Task to carry out: Drop the pictures and restate the rest of the listing word for word.

Provided data:
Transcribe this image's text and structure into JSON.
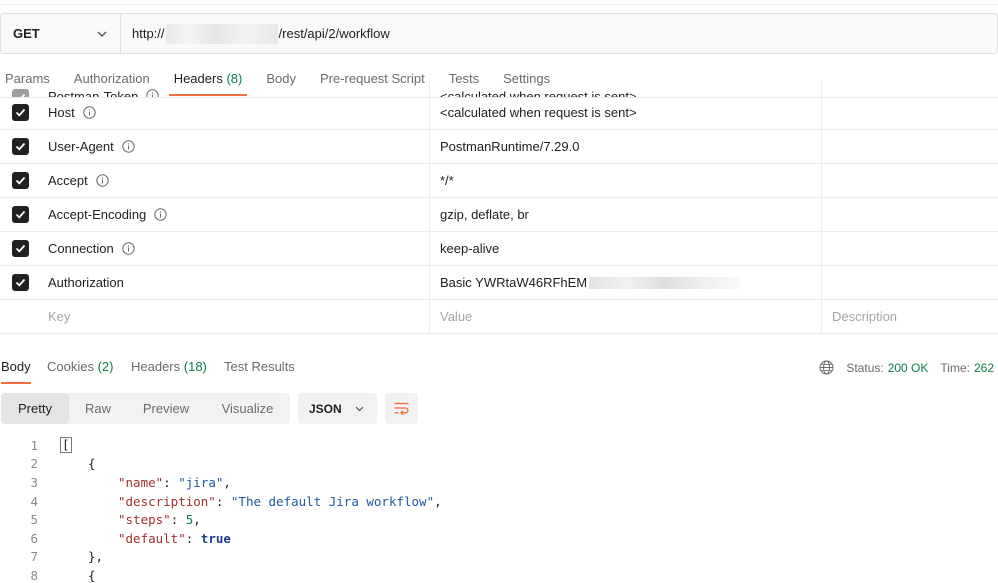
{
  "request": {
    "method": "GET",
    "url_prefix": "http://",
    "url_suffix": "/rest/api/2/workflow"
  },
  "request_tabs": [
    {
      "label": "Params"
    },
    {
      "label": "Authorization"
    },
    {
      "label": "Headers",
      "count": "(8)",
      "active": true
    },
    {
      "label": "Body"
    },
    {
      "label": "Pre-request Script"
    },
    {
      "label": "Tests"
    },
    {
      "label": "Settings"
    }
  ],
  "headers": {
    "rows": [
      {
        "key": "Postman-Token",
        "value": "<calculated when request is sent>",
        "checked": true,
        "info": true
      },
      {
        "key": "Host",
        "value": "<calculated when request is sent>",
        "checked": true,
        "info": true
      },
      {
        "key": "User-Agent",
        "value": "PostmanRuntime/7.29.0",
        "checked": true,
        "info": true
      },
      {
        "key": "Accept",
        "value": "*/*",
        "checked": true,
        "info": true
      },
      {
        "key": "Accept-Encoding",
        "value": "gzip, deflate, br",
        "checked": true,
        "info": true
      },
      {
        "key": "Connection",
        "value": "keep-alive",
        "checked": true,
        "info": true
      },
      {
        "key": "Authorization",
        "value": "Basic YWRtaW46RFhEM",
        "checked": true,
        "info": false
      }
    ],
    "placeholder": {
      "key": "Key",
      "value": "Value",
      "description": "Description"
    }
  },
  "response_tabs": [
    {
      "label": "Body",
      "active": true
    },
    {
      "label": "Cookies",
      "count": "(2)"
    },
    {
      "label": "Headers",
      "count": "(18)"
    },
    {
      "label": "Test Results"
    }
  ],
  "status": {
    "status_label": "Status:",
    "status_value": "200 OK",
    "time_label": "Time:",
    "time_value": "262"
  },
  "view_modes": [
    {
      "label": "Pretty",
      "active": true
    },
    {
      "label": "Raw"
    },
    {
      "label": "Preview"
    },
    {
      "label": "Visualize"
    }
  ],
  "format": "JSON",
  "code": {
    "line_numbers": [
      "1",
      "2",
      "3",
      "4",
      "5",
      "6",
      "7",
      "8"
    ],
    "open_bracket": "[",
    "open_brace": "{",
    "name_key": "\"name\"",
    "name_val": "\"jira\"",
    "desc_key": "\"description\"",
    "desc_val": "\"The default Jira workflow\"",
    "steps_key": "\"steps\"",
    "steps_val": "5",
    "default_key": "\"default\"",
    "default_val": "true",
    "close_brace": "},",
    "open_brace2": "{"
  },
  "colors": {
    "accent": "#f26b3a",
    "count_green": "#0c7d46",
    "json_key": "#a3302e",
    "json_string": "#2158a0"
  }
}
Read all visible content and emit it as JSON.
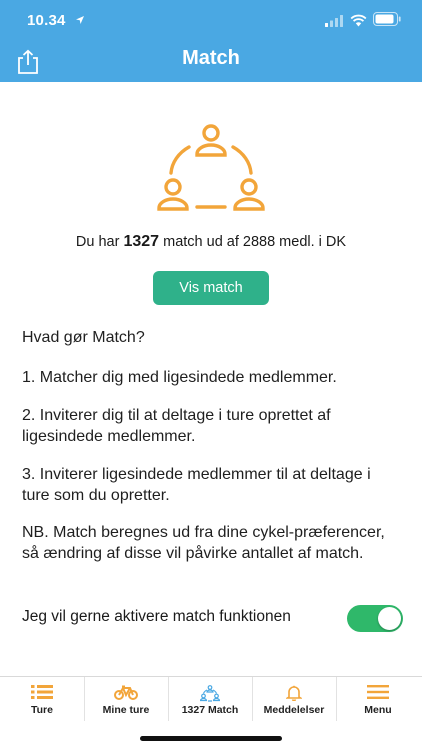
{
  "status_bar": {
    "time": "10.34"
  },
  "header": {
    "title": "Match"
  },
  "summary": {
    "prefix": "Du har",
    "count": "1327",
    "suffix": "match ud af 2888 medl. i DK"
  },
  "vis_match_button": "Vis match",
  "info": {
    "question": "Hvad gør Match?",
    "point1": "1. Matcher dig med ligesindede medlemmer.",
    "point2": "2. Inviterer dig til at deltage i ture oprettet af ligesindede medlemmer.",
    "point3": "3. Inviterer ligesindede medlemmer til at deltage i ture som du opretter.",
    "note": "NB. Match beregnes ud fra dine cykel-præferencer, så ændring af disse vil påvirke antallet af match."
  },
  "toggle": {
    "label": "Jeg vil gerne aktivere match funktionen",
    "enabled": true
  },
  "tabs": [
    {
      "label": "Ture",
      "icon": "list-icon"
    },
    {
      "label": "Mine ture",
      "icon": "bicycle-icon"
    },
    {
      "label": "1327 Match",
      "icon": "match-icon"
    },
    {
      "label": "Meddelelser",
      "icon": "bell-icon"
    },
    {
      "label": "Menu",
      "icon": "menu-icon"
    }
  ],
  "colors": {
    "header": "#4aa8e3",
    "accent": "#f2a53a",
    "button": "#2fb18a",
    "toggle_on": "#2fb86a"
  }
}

Solution for this exercise:
Transcribe this image's text and structure into JSON.
{
  "request": {
    "method": "GET",
    "url_prefix": "http://",
    "url_suffix": "/rest/api/2/workflow"
  },
  "request_tabs": [
    {
      "label": "Params"
    },
    {
      "label": "Authorization"
    },
    {
      "label": "Headers",
      "count": "(8)",
      "active": true
    },
    {
      "label": "Body"
    },
    {
      "label": "Pre-request Script"
    },
    {
      "label": "Tests"
    },
    {
      "label": "Settings"
    }
  ],
  "headers": {
    "rows": [
      {
        "key": "Postman-Token",
        "value": "<calculated when request is sent>",
        "checked": true,
        "info": true
      },
      {
        "key": "Host",
        "value": "<calculated when request is sent>",
        "checked": true,
        "info": true
      },
      {
        "key": "User-Agent",
        "value": "PostmanRuntime/7.29.0",
        "checked": true,
        "info": true
      },
      {
        "key": "Accept",
        "value": "*/*",
        "checked": true,
        "info": true
      },
      {
        "key": "Accept-Encoding",
        "value": "gzip, deflate, br",
        "checked": true,
        "info": true
      },
      {
        "key": "Connection",
        "value": "keep-alive",
        "checked": true,
        "info": true
      },
      {
        "key": "Authorization",
        "value": "Basic YWRtaW46RFhEM",
        "checked": true,
        "info": false
      }
    ],
    "placeholder": {
      "key": "Key",
      "value": "Value",
      "description": "Description"
    }
  },
  "response_tabs": [
    {
      "label": "Body",
      "active": true
    },
    {
      "label": "Cookies",
      "count": "(2)"
    },
    {
      "label": "Headers",
      "count": "(18)"
    },
    {
      "label": "Test Results"
    }
  ],
  "status": {
    "status_label": "Status:",
    "status_value": "200 OK",
    "time_label": "Time:",
    "time_value": "262"
  },
  "view_modes": [
    {
      "label": "Pretty",
      "active": true
    },
    {
      "label": "Raw"
    },
    {
      "label": "Preview"
    },
    {
      "label": "Visualize"
    }
  ],
  "format": "JSON",
  "code": {
    "line_numbers": [
      "1",
      "2",
      "3",
      "4",
      "5",
      "6",
      "7",
      "8"
    ],
    "open_bracket": "[",
    "open_brace": "{",
    "name_key": "\"name\"",
    "name_val": "\"jira\"",
    "desc_key": "\"description\"",
    "desc_val": "\"The default Jira workflow\"",
    "steps_key": "\"steps\"",
    "steps_val": "5",
    "default_key": "\"default\"",
    "default_val": "true",
    "close_brace": "},",
    "open_brace2": "{"
  },
  "colors": {
    "accent": "#f26b3a",
    "count_green": "#0c7d46",
    "json_key": "#a3302e",
    "json_string": "#2158a0"
  }
}
Read all visible content and emit it as JSON.
{
  "status_bar": {
    "time": "10.34"
  },
  "header": {
    "title": "Match"
  },
  "summary": {
    "prefix": "Du har",
    "count": "1327",
    "suffix": "match ud af 2888 medl. i DK"
  },
  "vis_match_button": "Vis match",
  "info": {
    "question": "Hvad gør Match?",
    "point1": "1. Matcher dig med ligesindede medlemmer.",
    "point2": "2. Inviterer dig til at deltage i ture oprettet af ligesindede medlemmer.",
    "point3": "3. Inviterer ligesindede medlemmer til at deltage i ture som du opretter.",
    "note": "NB. Match beregnes ud fra dine cykel-præferencer, så ændring af disse vil påvirke antallet af match."
  },
  "toggle": {
    "label": "Jeg vil gerne aktivere match funktionen",
    "enabled": true
  },
  "tabs": [
    {
      "label": "Ture",
      "icon": "list-icon"
    },
    {
      "label": "Mine ture",
      "icon": "bicycle-icon"
    },
    {
      "label": "1327 Match",
      "icon": "match-icon"
    },
    {
      "label": "Meddelelser",
      "icon": "bell-icon"
    },
    {
      "label": "Menu",
      "icon": "menu-icon"
    }
  ],
  "colors": {
    "header": "#4aa8e3",
    "accent": "#f2a53a",
    "button": "#2fb18a",
    "toggle_on": "#2fb86a"
  }
}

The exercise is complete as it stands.